When the sun goes down

Sundown (a.k.a. Sundowner’s) syndrome. It’s a term used to describe the onset of confusion and agitation for people with dementia and for some residents of hospitals and nursing homes, usually occurring in late afternoon or early evening. Symptoms can include argumentative or demanding behaviour, confusion, agitation, paranoia, anxiousness, restlessness, or requests to “go home.”

Sundown syndrome is still a bit of a mystery to doctors and researchers. Some believe it is an accumulation of sensory stimulation throughout the day. Some believe it is caused by hormonal imbalances that occur at night. Some attribute it to fatigue. Others believe it is caused by anxiety resulting from the inability to see well in darkness.

It is certainly stressful to watch someone suffer from sundown syndrome, but know that it’s even more stressful on the individual experiencing it. It’s also not something that he or she can control.

My first encounter with sundown syndrome was uncomfortable, dare I say even a bit scary. Continue reading

Remembering isn’t always easy

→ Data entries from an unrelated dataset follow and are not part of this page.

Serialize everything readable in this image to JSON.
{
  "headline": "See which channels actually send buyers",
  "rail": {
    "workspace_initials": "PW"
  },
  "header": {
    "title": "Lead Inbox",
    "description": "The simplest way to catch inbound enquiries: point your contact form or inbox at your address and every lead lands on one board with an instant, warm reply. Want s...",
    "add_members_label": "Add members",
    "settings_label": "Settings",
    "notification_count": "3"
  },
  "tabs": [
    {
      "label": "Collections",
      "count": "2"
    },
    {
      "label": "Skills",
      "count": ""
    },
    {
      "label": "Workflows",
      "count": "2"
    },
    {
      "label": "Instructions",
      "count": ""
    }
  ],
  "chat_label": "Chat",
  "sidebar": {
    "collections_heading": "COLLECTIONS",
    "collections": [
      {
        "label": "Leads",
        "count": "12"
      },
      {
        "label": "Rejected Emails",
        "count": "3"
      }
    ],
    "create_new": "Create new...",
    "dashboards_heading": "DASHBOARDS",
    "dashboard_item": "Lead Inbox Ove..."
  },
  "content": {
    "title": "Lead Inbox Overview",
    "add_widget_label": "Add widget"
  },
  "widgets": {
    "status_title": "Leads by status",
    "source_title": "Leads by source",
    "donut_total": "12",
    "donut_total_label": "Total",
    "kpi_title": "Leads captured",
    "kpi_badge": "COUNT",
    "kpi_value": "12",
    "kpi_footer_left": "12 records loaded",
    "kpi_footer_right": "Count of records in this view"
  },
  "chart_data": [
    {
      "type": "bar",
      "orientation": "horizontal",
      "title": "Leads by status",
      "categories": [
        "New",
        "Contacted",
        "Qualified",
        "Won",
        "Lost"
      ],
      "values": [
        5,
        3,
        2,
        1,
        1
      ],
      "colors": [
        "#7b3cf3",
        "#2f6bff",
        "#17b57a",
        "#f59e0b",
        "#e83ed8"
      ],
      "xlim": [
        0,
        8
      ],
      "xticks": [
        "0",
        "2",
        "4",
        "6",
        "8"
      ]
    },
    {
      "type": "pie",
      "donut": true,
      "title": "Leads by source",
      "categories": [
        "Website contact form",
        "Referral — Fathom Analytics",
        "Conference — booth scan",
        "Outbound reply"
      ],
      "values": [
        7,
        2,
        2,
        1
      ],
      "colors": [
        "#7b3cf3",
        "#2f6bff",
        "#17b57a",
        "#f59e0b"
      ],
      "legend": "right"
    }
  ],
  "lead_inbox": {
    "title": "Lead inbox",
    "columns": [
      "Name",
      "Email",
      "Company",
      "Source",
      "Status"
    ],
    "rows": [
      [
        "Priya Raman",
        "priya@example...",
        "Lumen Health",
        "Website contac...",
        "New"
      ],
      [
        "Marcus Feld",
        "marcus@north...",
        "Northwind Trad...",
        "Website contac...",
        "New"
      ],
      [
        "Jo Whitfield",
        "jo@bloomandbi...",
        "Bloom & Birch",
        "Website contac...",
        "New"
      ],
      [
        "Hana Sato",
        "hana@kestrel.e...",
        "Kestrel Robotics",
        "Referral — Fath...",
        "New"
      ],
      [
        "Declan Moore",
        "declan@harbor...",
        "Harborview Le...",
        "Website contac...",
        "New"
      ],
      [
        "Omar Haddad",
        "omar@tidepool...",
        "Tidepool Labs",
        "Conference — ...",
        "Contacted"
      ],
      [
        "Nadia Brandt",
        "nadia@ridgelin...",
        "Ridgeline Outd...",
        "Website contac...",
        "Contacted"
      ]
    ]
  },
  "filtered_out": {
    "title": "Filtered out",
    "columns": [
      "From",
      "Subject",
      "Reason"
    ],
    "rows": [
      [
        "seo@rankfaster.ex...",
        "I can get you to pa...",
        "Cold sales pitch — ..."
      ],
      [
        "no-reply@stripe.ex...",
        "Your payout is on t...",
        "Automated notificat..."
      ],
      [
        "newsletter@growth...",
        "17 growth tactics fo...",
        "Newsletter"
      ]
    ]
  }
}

Each November 11th, we stop our busy lives and remember our veterans, past and present, and honour their courage, service, and sacrifices. Hundreds of ceremonies take place across the country to commemorate Remembrance Day. It’s a day that unites us as Canadians.

For the generations that follow veterans, we want to learn as much as we can from them and their missions, partly to honour them and partly in the hope that we can prevent future wars. But for many veterans, remembering isn’t easy … not because their memory is failing, but because it’s so excruciating. Continue reading

Would you want to live forever?

Scientists have successfully altered the life span of fruit flies, worms, and mice, and some believe we are not far off being able to do the same with humans. Pardon?!

In a recent episode of The Nature of Things with David Suzuki called, “Living Forever: The Longevity Revolution,” scientists from around the world explore whether we can repair the human body and perhaps increase the human life span another 100 years, 500 years, even more. The documentary is not about wanting to look and feel younger. It’s about stopping, slowing down, and even reversing the aging process. It’s about the modern quest to create a longer, healthier old age, even eliminating old age altogether.

It’s a controversial subject, and one that’s fascinating to ponder. Continue reading